I have to confess: I have an addiction. I…I accumulate books way faster than I read them.
There, I said it.
Kidding aside, this…this can sometimes be a problem, especially when my to-be-read “shelf” becomes an entire bookcase. I receive books as gifts, I find cheap ebooks for my Kindle, and the library–my goodness, the library!
But one of the best ways I have found to get access to books, especially books about theology and Christian life, is by becoming an online book reviewer. If you’ve been a reader of mine for a while, you know I will post book reviews from time to time that include the disclaimer that I was given a review copy of the book in exchange for my honest response.
Being an online book reviewer is the perfect way to get access to new books without breaking the bank (or sitting in the library “hold” queue for months!).
I’ve been a review blogger on and off for the last 5-6 years. I’ve written reviews for titles from Crossway, Zondervan, Tyndale, P&R Books, and even a few non-religious publishers (via Netgalley). However, my favorite publisher to review books for is Baker Books.
[Disclosure: Why am I writing about this now? Because this post is partially an entry into a contest put on by Baker for–you guessed it–free books. So I want to be upfront with you about that, reader. That said, every word of this post is true, and I stand by it even if this weren’t part of a contest entry. Okay, are we all clear on that? Cool. Thanks.]
Here are 3 reasons I enjoy being an official “Baker Books Blogger”:
- They publish books I actually want to read. Some Christian publishers send out their list of books for review, and as I glance over it, I find myself making a “disgusted Clint Eastwood” face. But Baker Books are often right in my wheelhouse, touching on issues that I find intriguing or areas I know I’d like to grow in understanding. Sometimes, if I’m in a busy season, I’ll just delete other reviewer emails unread, but I always open emails from Baker.
- They send actual physical books! Most online book review programs will send you a PDF or maybe an epub file that you have to figure out how to upload. There will be conversion and formatting errors, making the draft difficult to read. They often don’t integrate easily into the Kindle bookshelf. If you’re excited about the book, you just deal with it, of course, but most of the time, it’s a bit irritating. By contrast, when you review for Baker, you can request physical books. There are real, honest-to-goodness, paper-and-ink books on my shelf that I’ve received from and reviewed for Baker. The willingness to pay extra to print and ship books to reviewers puts Baker Books in a different class altogether.

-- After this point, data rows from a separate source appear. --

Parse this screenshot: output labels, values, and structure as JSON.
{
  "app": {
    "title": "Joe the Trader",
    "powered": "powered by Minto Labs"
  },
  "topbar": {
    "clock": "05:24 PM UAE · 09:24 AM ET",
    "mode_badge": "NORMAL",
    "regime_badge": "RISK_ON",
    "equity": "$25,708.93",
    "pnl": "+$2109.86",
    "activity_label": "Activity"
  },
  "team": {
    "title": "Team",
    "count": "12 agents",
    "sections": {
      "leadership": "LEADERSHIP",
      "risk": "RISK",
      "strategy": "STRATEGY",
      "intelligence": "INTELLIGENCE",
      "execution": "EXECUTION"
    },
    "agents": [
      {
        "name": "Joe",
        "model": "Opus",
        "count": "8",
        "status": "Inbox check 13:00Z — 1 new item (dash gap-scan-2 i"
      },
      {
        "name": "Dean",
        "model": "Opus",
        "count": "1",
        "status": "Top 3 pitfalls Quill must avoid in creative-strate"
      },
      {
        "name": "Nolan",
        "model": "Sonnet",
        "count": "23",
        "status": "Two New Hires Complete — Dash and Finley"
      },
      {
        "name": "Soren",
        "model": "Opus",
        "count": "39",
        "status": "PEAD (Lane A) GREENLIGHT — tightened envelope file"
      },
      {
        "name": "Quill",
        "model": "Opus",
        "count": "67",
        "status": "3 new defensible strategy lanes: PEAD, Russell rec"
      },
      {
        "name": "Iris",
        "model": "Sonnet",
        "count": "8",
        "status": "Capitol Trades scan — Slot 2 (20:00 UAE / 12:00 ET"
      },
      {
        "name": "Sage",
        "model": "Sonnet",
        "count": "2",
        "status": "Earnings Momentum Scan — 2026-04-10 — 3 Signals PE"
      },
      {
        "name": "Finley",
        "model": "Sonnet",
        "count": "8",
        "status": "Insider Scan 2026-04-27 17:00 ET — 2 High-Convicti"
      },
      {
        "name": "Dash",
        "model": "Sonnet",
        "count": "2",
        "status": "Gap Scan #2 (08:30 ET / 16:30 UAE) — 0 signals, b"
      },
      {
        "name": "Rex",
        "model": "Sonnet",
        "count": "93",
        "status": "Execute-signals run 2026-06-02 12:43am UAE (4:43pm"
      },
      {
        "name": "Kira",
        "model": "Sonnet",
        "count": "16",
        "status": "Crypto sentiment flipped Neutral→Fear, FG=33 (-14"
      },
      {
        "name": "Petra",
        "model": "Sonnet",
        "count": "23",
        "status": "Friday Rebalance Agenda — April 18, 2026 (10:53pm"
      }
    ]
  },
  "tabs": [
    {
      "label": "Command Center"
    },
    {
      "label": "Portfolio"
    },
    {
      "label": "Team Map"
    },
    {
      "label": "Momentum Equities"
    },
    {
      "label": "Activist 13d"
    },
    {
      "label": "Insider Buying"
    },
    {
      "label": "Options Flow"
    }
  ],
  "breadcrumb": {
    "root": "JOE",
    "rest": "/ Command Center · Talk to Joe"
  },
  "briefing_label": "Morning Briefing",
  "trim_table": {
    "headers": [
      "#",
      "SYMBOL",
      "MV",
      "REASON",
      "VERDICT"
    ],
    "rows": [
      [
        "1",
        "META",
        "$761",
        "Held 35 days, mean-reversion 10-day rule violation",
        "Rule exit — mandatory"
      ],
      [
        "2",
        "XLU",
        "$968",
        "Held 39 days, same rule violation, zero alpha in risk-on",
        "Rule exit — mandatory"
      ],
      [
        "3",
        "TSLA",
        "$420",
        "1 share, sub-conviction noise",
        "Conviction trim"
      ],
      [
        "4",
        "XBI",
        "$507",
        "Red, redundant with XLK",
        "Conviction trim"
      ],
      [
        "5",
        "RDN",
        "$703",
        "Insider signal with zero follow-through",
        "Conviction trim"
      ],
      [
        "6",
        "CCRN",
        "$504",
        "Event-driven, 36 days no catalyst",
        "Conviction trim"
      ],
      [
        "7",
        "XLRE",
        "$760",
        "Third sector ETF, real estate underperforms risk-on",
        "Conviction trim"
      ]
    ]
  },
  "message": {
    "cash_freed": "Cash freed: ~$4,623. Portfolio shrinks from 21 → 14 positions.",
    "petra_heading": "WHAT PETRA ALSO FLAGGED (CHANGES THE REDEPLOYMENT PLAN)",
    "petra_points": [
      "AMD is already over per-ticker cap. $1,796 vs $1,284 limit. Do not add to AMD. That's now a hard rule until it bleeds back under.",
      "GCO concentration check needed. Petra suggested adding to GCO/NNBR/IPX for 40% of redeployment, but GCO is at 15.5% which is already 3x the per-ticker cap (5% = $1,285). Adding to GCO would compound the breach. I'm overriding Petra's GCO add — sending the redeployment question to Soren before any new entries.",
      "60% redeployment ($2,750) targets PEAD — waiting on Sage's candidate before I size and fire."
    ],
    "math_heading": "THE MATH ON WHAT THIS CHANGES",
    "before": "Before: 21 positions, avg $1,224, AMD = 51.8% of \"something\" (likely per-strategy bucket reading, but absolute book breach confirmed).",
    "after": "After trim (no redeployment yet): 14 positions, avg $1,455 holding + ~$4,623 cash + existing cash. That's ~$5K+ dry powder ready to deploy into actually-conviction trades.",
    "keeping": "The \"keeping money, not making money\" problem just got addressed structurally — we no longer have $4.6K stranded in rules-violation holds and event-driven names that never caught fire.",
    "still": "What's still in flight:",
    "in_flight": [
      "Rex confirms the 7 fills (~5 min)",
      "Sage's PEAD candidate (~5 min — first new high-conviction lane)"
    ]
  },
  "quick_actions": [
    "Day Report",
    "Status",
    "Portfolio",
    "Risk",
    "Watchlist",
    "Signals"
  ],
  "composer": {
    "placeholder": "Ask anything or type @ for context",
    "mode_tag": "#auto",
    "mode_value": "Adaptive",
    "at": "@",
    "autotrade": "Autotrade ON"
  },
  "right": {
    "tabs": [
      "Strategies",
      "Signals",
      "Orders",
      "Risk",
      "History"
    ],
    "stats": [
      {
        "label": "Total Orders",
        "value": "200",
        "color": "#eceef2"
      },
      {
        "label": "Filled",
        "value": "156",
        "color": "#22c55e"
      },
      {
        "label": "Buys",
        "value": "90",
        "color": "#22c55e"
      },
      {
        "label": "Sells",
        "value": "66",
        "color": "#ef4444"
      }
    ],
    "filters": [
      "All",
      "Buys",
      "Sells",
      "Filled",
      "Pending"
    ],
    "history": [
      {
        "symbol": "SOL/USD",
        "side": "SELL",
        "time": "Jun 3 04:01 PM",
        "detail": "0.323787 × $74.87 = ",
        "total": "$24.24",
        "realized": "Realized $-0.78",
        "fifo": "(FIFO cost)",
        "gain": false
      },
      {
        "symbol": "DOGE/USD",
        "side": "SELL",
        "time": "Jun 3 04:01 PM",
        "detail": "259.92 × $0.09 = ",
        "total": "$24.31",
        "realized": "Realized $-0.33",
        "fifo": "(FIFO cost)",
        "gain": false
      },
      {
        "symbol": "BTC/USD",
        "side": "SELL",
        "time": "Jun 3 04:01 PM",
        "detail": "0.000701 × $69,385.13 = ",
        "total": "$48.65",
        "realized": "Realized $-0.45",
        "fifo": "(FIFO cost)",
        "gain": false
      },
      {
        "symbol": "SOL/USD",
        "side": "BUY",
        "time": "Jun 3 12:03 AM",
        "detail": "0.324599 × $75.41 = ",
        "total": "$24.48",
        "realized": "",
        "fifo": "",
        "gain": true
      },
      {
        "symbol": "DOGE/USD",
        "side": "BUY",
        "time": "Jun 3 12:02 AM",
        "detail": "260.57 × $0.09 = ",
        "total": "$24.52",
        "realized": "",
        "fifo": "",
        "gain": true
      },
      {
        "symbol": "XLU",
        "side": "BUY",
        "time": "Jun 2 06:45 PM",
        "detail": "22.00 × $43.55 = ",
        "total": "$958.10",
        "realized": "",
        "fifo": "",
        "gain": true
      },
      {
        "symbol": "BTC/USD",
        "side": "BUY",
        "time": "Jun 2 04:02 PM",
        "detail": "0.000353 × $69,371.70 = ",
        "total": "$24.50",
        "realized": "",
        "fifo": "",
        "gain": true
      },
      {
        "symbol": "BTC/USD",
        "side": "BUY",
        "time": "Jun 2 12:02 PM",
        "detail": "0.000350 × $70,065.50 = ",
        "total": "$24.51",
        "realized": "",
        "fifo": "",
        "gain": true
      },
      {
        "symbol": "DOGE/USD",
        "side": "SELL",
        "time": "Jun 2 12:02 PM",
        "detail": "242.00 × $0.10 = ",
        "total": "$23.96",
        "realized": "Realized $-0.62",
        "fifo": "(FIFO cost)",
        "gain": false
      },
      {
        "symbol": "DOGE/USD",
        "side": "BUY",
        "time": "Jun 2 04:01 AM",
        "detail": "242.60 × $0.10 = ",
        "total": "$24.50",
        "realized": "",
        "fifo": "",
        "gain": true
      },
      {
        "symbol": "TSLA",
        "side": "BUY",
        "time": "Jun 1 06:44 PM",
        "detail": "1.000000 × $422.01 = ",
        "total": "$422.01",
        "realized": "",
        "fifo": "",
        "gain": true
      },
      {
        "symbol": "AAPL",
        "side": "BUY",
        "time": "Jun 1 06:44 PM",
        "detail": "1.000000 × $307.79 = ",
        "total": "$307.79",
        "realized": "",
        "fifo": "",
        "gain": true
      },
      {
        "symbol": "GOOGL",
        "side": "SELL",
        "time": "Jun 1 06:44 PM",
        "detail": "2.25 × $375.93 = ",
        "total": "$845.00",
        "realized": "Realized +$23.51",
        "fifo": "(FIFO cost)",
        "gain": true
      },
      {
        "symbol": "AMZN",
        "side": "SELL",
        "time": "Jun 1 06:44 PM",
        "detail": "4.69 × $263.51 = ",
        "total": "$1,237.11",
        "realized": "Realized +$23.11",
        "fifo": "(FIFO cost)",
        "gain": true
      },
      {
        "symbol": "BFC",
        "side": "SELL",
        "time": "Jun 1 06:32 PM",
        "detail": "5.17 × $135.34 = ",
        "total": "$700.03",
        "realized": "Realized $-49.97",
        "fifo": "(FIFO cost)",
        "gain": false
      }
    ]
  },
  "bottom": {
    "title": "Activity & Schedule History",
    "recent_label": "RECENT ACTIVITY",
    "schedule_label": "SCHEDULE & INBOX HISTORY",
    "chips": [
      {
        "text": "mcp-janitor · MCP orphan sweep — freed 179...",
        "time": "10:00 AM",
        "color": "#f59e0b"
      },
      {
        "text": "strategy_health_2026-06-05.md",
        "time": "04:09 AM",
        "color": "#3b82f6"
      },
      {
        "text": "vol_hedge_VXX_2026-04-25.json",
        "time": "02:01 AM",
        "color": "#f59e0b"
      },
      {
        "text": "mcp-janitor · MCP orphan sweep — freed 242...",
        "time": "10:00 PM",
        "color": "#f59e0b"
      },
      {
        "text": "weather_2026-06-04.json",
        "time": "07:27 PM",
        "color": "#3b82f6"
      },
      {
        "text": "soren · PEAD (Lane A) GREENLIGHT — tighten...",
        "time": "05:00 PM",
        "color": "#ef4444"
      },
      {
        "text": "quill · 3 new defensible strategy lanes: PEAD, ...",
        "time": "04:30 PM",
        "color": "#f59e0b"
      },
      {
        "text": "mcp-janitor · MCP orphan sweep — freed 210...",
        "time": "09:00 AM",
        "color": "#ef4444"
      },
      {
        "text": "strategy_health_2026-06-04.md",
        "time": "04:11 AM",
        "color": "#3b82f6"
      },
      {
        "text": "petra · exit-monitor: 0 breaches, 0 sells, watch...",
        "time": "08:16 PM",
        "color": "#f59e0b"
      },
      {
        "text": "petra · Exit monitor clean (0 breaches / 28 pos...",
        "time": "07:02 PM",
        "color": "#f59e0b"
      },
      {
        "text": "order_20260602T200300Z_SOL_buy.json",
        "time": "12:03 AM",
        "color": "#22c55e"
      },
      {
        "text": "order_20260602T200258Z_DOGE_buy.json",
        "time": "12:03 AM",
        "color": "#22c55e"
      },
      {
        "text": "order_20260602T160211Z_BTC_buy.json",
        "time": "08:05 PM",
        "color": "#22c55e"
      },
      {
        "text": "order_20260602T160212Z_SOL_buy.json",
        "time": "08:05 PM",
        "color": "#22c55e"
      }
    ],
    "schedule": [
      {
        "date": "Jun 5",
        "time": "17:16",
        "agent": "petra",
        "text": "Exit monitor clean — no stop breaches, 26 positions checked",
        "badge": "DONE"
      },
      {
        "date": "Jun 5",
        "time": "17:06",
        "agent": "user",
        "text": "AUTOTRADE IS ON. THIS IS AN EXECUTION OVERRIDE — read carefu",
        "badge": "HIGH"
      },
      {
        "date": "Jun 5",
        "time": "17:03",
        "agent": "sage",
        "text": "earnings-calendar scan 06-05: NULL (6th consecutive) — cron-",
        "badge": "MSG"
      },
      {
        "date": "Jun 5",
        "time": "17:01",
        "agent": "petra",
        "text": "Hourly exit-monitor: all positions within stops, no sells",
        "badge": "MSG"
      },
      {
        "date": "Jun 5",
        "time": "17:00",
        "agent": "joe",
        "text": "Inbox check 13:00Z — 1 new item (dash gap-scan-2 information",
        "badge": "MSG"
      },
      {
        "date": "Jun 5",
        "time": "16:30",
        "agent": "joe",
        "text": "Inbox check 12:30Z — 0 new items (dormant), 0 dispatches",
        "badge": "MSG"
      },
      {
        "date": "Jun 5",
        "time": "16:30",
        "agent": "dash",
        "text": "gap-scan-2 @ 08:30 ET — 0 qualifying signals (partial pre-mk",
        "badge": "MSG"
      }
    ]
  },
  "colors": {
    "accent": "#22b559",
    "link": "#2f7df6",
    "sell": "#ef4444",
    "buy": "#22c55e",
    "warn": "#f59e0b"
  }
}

- They are more relaxed about timelines. Okay, admitting this may not make the Baker folks happy, but: I’m sometimes pretty late on these reviews. With other publishers and platforms, that is a huge no-no. You can get locked out of the platform, or lose the ability to request any more review books. With Baker, it’s more relaxed, which I really appreciate, since there are times when you request a book and then run into a really busy patch at work or at home. Truth be told, I currently owe Baker a handful of reviews from books I’ve received but haven’t read yet. (Those are coming, y’all, trust me.) What I’m saying is, being a Baker Books Blogger doesn’t feel like a job or a chore. It’s sometime I enjoy doing, when I have the opportunity to do so. I appreciate that.
If you are interested in reviewing books on your website, Amazon reviews, or other social media outlets, I think you should check out the Baker Books Blogger program.
I’ve enjoyed being part of it, and hope to continue doing so for as long as they’ll have me. (As long as I catch up on my back-log of reviews, I guess!)